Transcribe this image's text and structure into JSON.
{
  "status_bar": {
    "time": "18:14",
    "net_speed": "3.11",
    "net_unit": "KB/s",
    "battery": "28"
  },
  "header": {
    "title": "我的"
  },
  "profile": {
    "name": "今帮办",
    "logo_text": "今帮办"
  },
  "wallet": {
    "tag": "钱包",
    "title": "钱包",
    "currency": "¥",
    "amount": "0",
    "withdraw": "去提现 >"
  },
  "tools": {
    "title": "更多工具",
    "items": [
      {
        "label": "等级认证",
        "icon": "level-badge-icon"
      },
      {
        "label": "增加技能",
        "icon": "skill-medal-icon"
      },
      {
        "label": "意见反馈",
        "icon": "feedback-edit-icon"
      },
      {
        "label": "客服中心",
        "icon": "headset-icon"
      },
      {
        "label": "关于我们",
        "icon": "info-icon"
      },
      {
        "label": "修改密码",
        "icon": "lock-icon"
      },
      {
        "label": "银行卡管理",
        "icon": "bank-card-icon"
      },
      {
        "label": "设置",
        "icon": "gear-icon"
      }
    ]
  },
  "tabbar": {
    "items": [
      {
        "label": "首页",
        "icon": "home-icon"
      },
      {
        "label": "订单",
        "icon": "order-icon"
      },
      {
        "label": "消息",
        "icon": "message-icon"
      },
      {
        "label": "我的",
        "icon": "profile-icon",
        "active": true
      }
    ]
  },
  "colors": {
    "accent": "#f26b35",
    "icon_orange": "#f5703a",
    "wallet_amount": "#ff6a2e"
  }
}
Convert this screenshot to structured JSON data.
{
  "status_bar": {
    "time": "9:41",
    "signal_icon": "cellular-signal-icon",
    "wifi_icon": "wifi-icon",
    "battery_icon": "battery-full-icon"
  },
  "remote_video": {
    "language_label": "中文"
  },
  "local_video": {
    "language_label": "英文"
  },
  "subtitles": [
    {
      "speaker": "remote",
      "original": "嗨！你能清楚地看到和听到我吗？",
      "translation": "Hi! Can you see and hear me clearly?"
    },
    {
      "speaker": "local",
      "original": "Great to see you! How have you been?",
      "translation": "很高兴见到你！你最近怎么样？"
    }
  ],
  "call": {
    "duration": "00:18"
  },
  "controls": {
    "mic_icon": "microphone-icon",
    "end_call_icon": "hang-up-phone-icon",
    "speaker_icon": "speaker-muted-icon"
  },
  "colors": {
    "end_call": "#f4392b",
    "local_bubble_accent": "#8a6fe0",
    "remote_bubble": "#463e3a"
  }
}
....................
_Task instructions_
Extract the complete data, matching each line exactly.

_Task result_
Transcribe this image's text and structure into JSON.
{
  "status_bar": {
    "time": "18:14",
    "net_speed": "3.11",
    "net_unit": "KB/s",
    "battery": "28"
  },
  "header": {
    "title": "我的"
  },
  "profile": {
    "name": "今帮办",
    "logo_text": "今帮办"
  },
  "wallet": {
    "tag": "钱包",
    "title": "钱包",
    "currency": "¥",
    "amount": "0",
    "withdraw": "去提现 >"
  },
  "tools": {
    "title": "更多工具",
    "items": [
      {
        "label": "等级认证",
        "icon": "level-badge-icon"
      },
      {
        "label": "增加技能",
        "icon": "skill-medal-icon"
      },
      {
        "label": "意见反馈",
        "icon": "feedback-edit-icon"
      },
      {
        "label": "客服中心",
        "icon": "headset-icon"
      },
      {
        "label": "关于我们",
        "icon": "info-icon"
      },
      {
        "label": "修改密码",
        "icon": "lock-icon"
      },
      {
        "label": "银行卡管理",
        "icon": "bank-card-icon"
      },
      {
        "label": "设置",
        "icon": "gear-icon"
      }
    ]
  },
  "tabbar": {
    "items": [
      {
        "label": "首页",
        "icon": "home-icon"
      },
      {
        "label": "订单",
        "icon": "order-icon"
      },
      {
        "label": "消息",
        "icon": "message-icon"
      },
      {
        "label": "我的",
        "icon": "profile-icon",
        "active": true
      }
    ]
  },
  "colors": {
    "accent": "#f26b35",
    "icon_orange": "#f5703a",
    "wallet_amount": "#ff6a2e"
  }
}
Convert this screenshot to structured JSON data.
{
  "status_bar": {
    "time": "9:41",
    "signal_icon": "cellular-signal-icon",
    "wifi_icon": "wifi-icon",
    "battery_icon": "battery-full-icon"
  },
  "remote_video": {
    "language_label": "中文"
  },
  "local_video": {
    "language_label": "英文"
  },
  "subtitles": [
    {
      "speaker": "remote",
      "original": "嗨！你能清楚地看到和听到我吗？",
      "translation": "Hi! Can you see and hear me clearly?"
    },
    {
      "speaker": "local",
      "original": "Great to see you! How have you been?",
      "translation": "很高兴见到你！你最近怎么样？"
    }
  ],
  "call": {
    "duration": "00:18"
  },
  "controls": {
    "mic_icon": "microphone-icon",
    "end_call_icon": "hang-up-phone-icon",
    "speaker_icon": "speaker-muted-icon"
  },
  "colors": {
    "end_call": "#f4392b",
    "local_bubble_accent": "#8a6fe0",
    "remote_bubble": "#463e3a"
  }
}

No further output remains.